Driving in a roundabout can be confusing and sometimes dangerous if you aren't aware of the proper protocols. Read our guide.Read more about Your Guide to Driving in a Roundabout
While most drivers realize the importance of taking care of their tires, there’s one tire that usually gets overlooked – the one in your trunk.
But some people assume that because they haven’t used a spare, that it can operate like new. Accidents resulting from faulty or poorly maintained spares happen more than most drivers think. Learn how to safely drive on a spare tire, and what precautions you can take to help keep your spare in working condition.
When you resort to driving on your spare, it’s important to know the limitations of your new tire. Remember the answers to these three questions to ensure you’re using your spare correctly:

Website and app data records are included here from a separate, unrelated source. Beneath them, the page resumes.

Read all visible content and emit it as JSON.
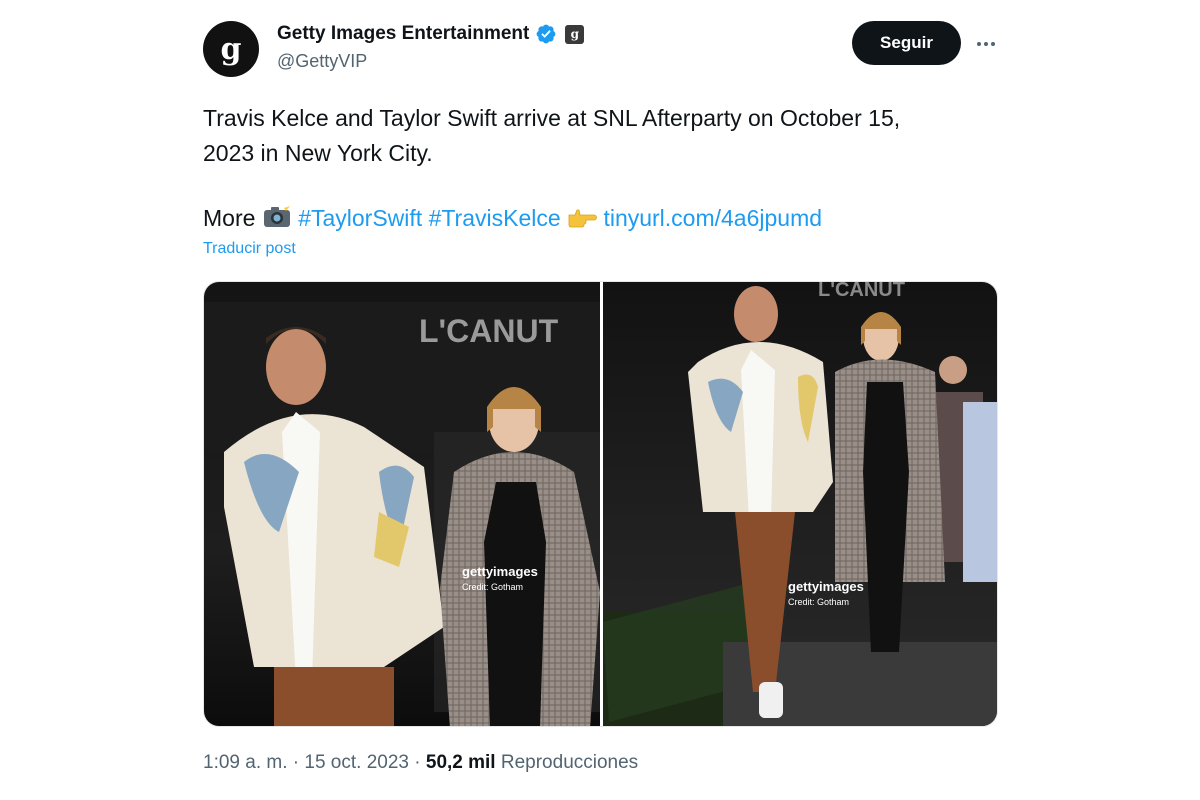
{
  "account": {
    "avatar_letter": "g",
    "display_name": "Getty Images Entertainment",
    "affiliate_badge": "g",
    "handle": "@GettyVIP"
  },
  "actions": {
    "follow_label": "Seguir"
  },
  "tweet": {
    "text_line1": "Travis Kelce and Taylor Swift arrive at SNL Afterparty on October 15,",
    "text_line2": "2023 in New York City.",
    "more_label": "More",
    "hashtag1": "#TaylorSwift",
    "hashtag2": "#TravisKelce",
    "link": "tinyurl.com/4a6jpumd",
    "translate_label": "Traducir post"
  },
  "media": {
    "photo1": {
      "sign": "L'CANUT",
      "watermark": "gettyimages",
      "credit": "Credit: Gotham"
    },
    "photo2": {
      "sign": "L'CANUT",
      "watermark": "gettyimages",
      "credit": "Credit: Gotham"
    }
  },
  "meta": {
    "time": "1:09 a. m.",
    "sep1": " · ",
    "date": "15 oct. 2023",
    "sep2": " · ",
    "views": "50,2 mil",
    "views_label": "Reproducciones"
  },
  "colors": {
    "link": "#1d9bf0",
    "verified": "#1d9bf0",
    "muted": "#536471",
    "follow_bg": "#0f1419"
  },
  "icons": {
    "verified": "verified-badge-icon",
    "affiliate": "affiliate-badge-icon",
    "more": "more-dots-icon",
    "camera": "camera-flash-emoji",
    "pointing": "pointing-right-emoji"
  }
}
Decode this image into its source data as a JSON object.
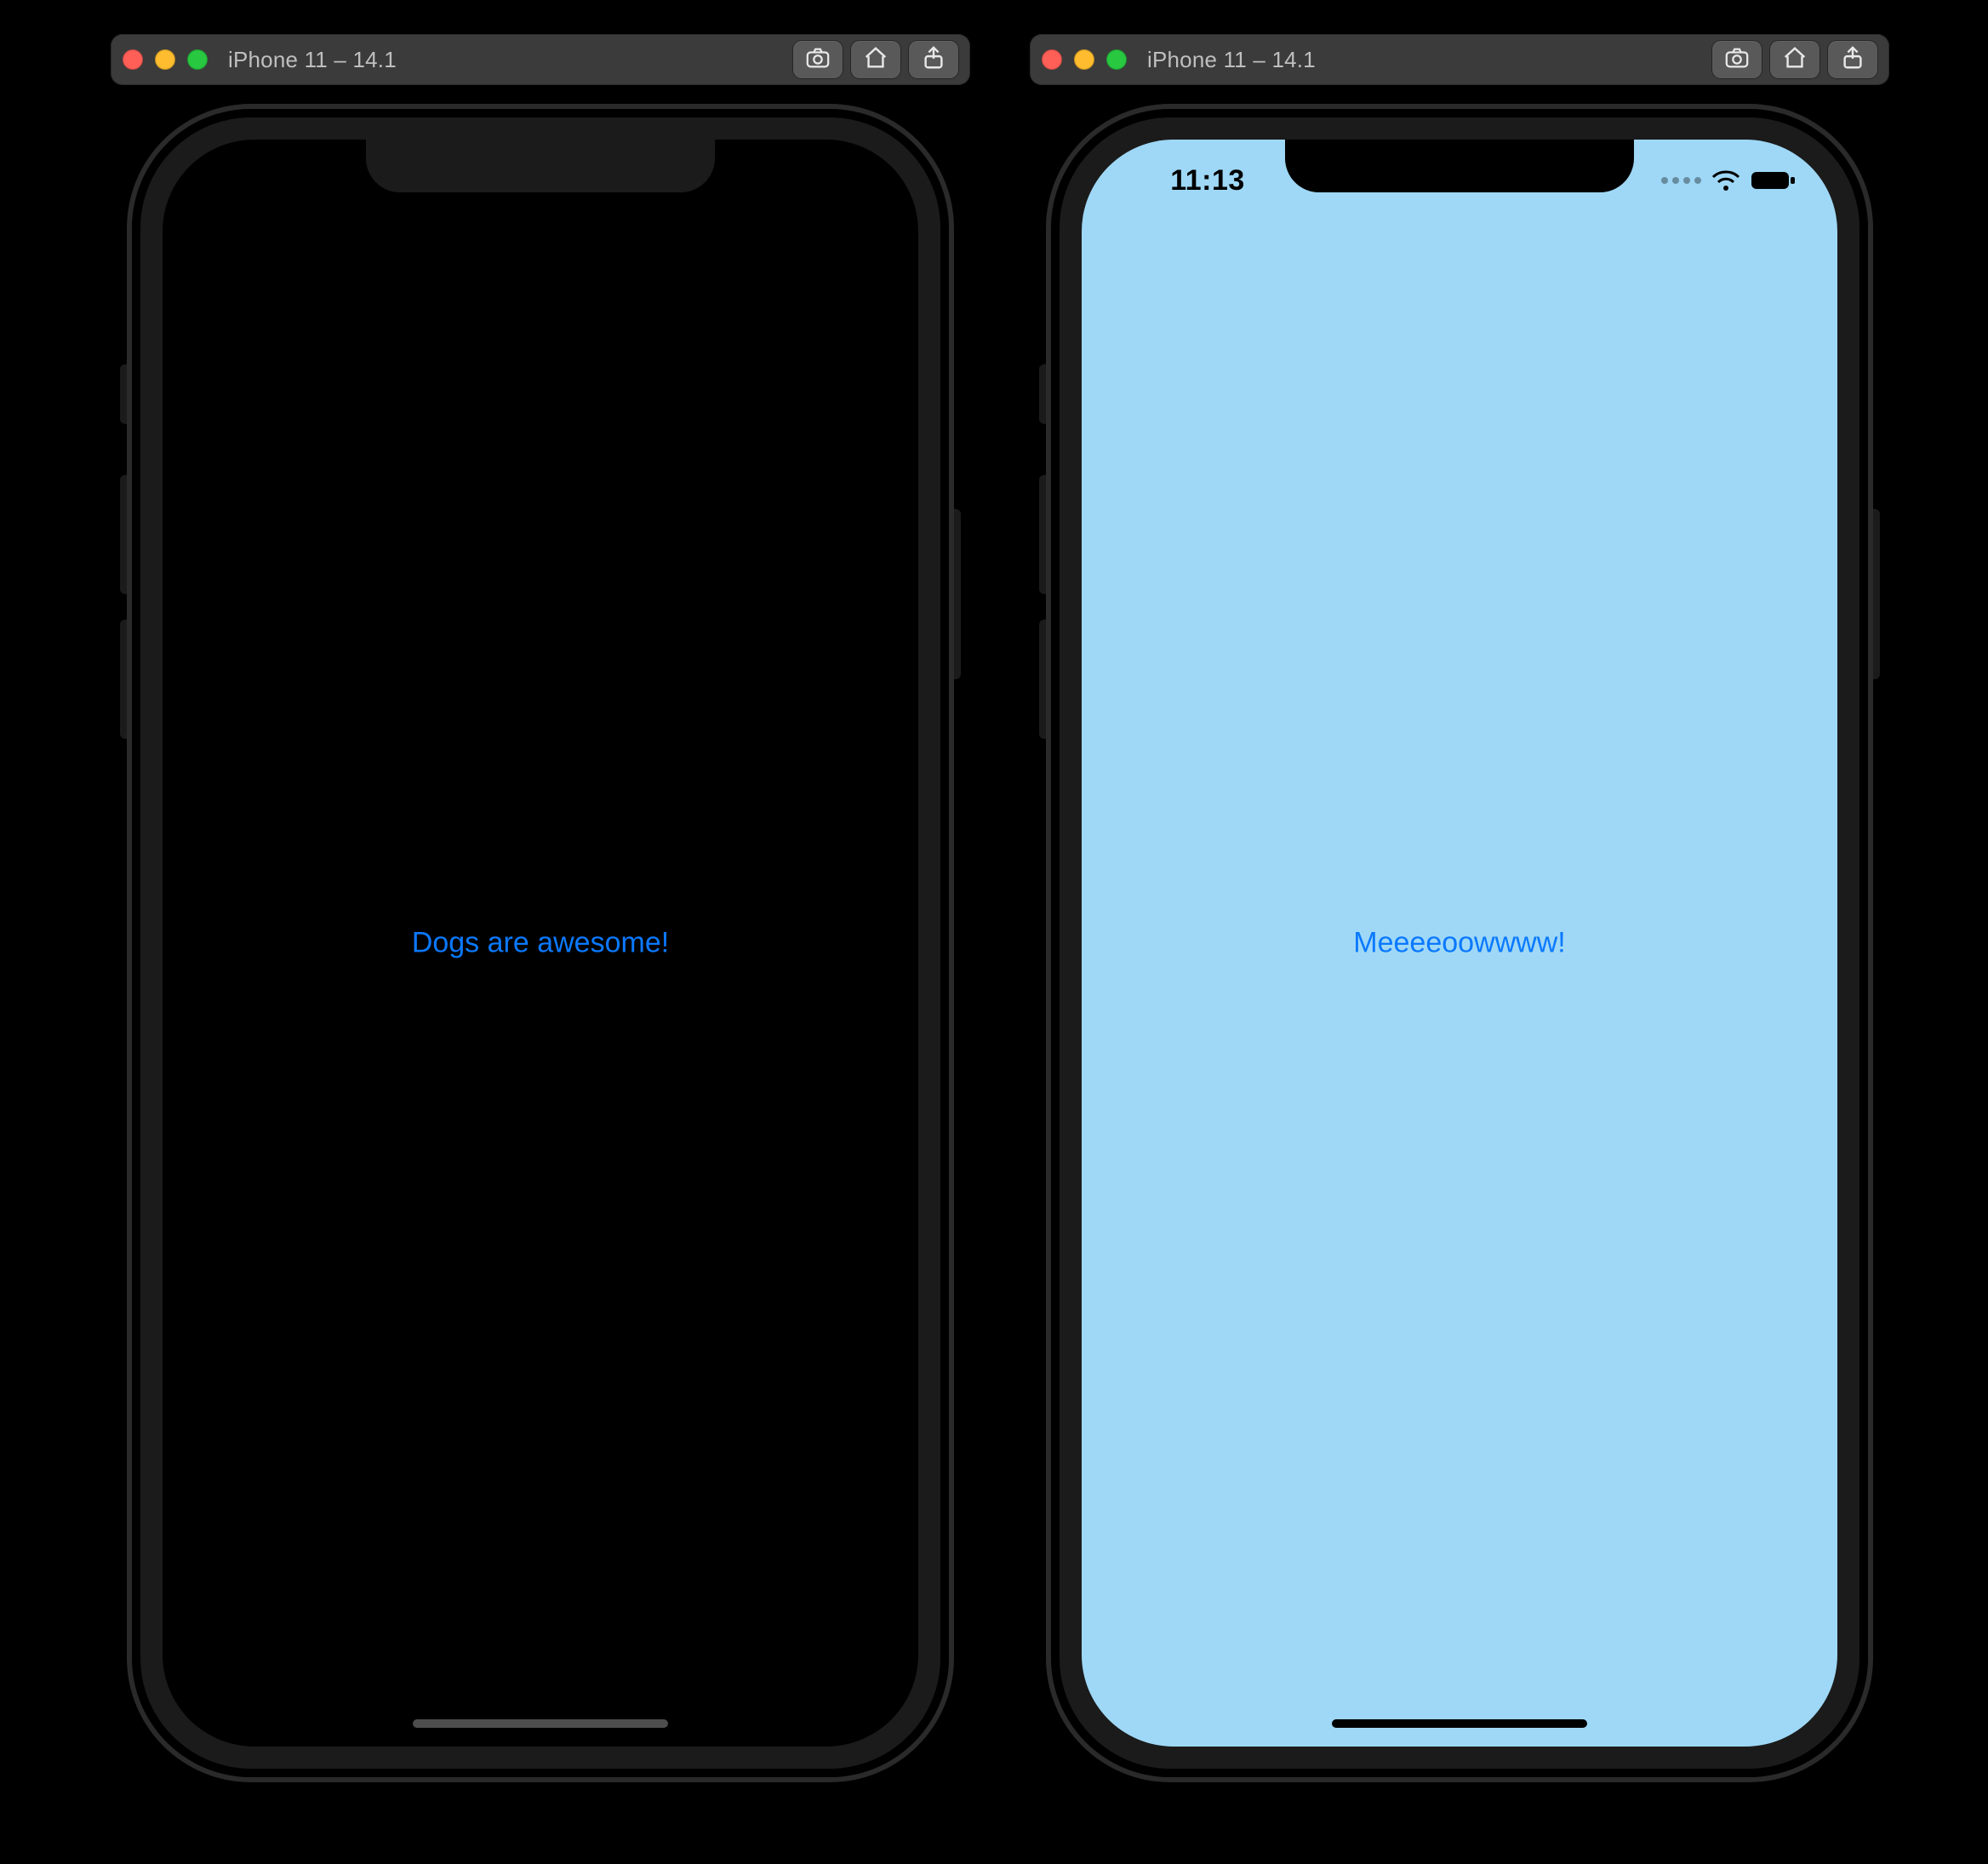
{
  "left": {
    "titlebar": {
      "title": "iPhone 11 – 14.1"
    },
    "screen": {
      "variant": "dark",
      "label": "Dogs are awesome!"
    }
  },
  "right": {
    "titlebar": {
      "title": "iPhone 11 – 14.1"
    },
    "screen": {
      "variant": "light",
      "label": "Meeeeoowwww!",
      "status": {
        "time": "11:13"
      }
    }
  },
  "icons": {
    "screenshot": "screenshot-icon",
    "home": "home-icon",
    "share": "share-icon",
    "wifi": "wifi-icon",
    "battery": "battery-icon",
    "signal": "signal-icon"
  },
  "colors": {
    "accent_link": "#0b79ff",
    "light_screen_bg": "#9fd8f6",
    "dark_screen_bg": "#000000",
    "titlebar_bg": "#3b3b3b"
  }
}
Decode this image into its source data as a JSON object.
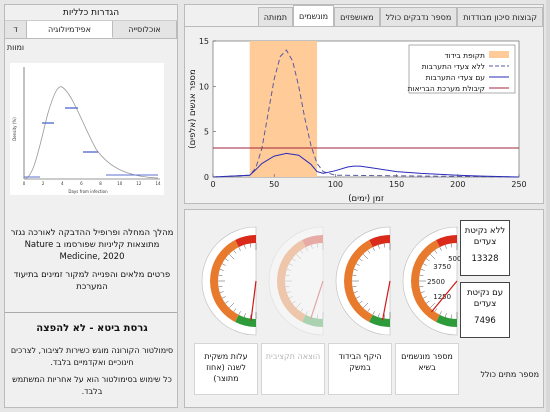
{
  "left_panel": {
    "title": "הגדרות כלליות",
    "tabs": [
      {
        "label": "ד ומוות",
        "active": false
      },
      {
        "label": "אפידמיולוגיה",
        "active": true
      },
      {
        "label": "אוכלוסייה",
        "active": false
      }
    ],
    "figure": {
      "ylabel": "Density (%)",
      "xlabel": "Days from infection",
      "x_ticks": [
        "0",
        "2",
        "4",
        "6",
        "8",
        "10",
        "12",
        "14"
      ]
    },
    "description": "מהלך המחלה ופרופיל ההדבקה לאורכה נגזר מתוצאות קליניות שפורסמו ב Nature Medicine, 2020",
    "description2": "פרטים מלאים והפנייה למקור זמינים בתיעוד המערכת",
    "version": "גרסת ביטא - לא להפצה",
    "disclaimer": "סימולטור הקורונה מוגש כשירות לציבור, לצרכים חינוכיים ואקדמיים בלבד.",
    "disclaimer2": "כל שימוש בסימולטור הוא על אחריות המשתמש בלבד."
  },
  "top_panel": {
    "tabs": [
      {
        "label": "קבוצות סיכון מבודדות",
        "active": false
      },
      {
        "label": "מספר נדבקים כולל",
        "active": false
      },
      {
        "label": "מאושפזים",
        "active": false
      },
      {
        "label": "מונשמים",
        "active": true
      },
      {
        "label": "תמותה",
        "active": false
      }
    ]
  },
  "chart_data": {
    "type": "line",
    "title": "",
    "xlabel": "זמן (ימים)",
    "ylabel": "מספר אנשים (אלפים)",
    "xlim": [
      0,
      250
    ],
    "ylim": [
      0,
      15
    ],
    "x_ticks": [
      0,
      50,
      100,
      150,
      200,
      250
    ],
    "y_ticks": [
      0,
      5,
      10,
      15
    ],
    "grid": false,
    "legend_position": "top-right",
    "isolation_period": {
      "name": "תקופת בידוד",
      "start": 30,
      "end": 85,
      "color": "#ffcc99"
    },
    "series": [
      {
        "name": "ללא צעדי התערבות",
        "style": "dashed",
        "color": "#5a5a9e",
        "x": [
          0,
          30,
          35,
          40,
          45,
          50,
          55,
          60,
          65,
          70,
          75,
          80,
          85,
          90,
          100,
          250
        ],
        "y": [
          0,
          0.2,
          1.0,
          3.2,
          7.0,
          10.8,
          13.3,
          14.0,
          12.8,
          10.0,
          6.5,
          3.5,
          1.5,
          0.6,
          0.2,
          0
        ]
      },
      {
        "name": "עם צעדי התערבות",
        "style": "solid",
        "color": "#2b2bb8",
        "x": [
          0,
          30,
          35,
          40,
          50,
          60,
          70,
          80,
          85,
          90,
          100,
          110,
          115,
          120,
          130,
          150,
          170,
          200,
          220,
          250
        ],
        "y": [
          0,
          0.2,
          0.8,
          1.5,
          2.3,
          2.6,
          2.4,
          1.4,
          0.6,
          0.4,
          0.7,
          1.1,
          1.2,
          1.2,
          1.0,
          0.6,
          0.4,
          0.2,
          0.1,
          0
        ]
      },
      {
        "name": "קיבולת מערכת הבריאות",
        "style": "solid",
        "color": "#a0243c",
        "x": [
          0,
          250
        ],
        "y": [
          3.2,
          3.2
        ]
      }
    ]
  },
  "bottom_panel": {
    "gauges": [
      {
        "label": "מספר מונשמים בשיא",
        "max_label": "5000",
        "ticks": [
          "1250",
          "2500",
          "3750"
        ],
        "value": 0.22,
        "dim": false
      },
      {
        "label": "היקף הבידוד במשק",
        "max_label": "",
        "ticks": [],
        "value": 0.06,
        "dim": false
      },
      {
        "label": "הוצאה תקציבית",
        "max_label": "",
        "ticks": [],
        "value": 0.1,
        "dim": true
      },
      {
        "label": "עלות משקית לשנה (אחוז מתוצר)",
        "max_label": "",
        "ticks": [],
        "value": 0.04,
        "dim": false
      }
    ],
    "stats": [
      {
        "title": "ללא נקיטת צעדים",
        "value": "13328"
      },
      {
        "title": "עם נקיטת צעדים",
        "value": "7496"
      }
    ],
    "final_label": "מספר מתים כולל"
  },
  "colors": {
    "gauge_red": "#d92a1a",
    "gauge_orange": "#e87a2e",
    "gauge_green": "#2e9b3a",
    "needle": "#d01818"
  }
}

Consumer Reports and other well-regarded sources on tire safety say that although the tire doesn’t have the same road wear as the four active tires on your vehicle, drivers need to inspect the spare regularly and replace it if the tire is over eight years old – that is unless a vehicle’s owner’s manual recommends changing the spare sooner.
In addition to not letting your spare age in the trunk of your car, you need to make sure it’s getting plenty of air. All tires lose pressure with changes in the temperature, and your spare is no exception. It’s a good idea to check the tire pressure in your spare on a regular basis – and always before heading out on a road trip. It’s not useful to replace a flat tire with a spare when your spare’s tire pressure is also low.
One way to ensure your spare is ready to roll is to have it inspected every time you have your tires rotated. This is usually something that should be done about every 5,000 miles. Just ask your tire technician to inspect the spare and make sure it’s properly inflated and in good condition.
If your spare does have damage, it’s wiser to replace it rather than attempt to repair it. Space-saver or “donut” spare tires aren’t intended for long-term driving and can become worn much more quickly than a standard tire – particularly if they’re driven at too high a speed or for too many miles. A damaged spare isn’t likely to perform well, even after being repaired, so it’s much safer just to replace it.
Just like full-size tires, sometimes spare tires can be defective. You can visit the National Highway Traffic Safety website to check for recalls and make sure that your spare is safe for driving.
If you need help replacing a flat with your spare, Nationwide’s 24-hour emergency assistance program can provide a quick tire change. Get back on the road faster with Roadside Assistance.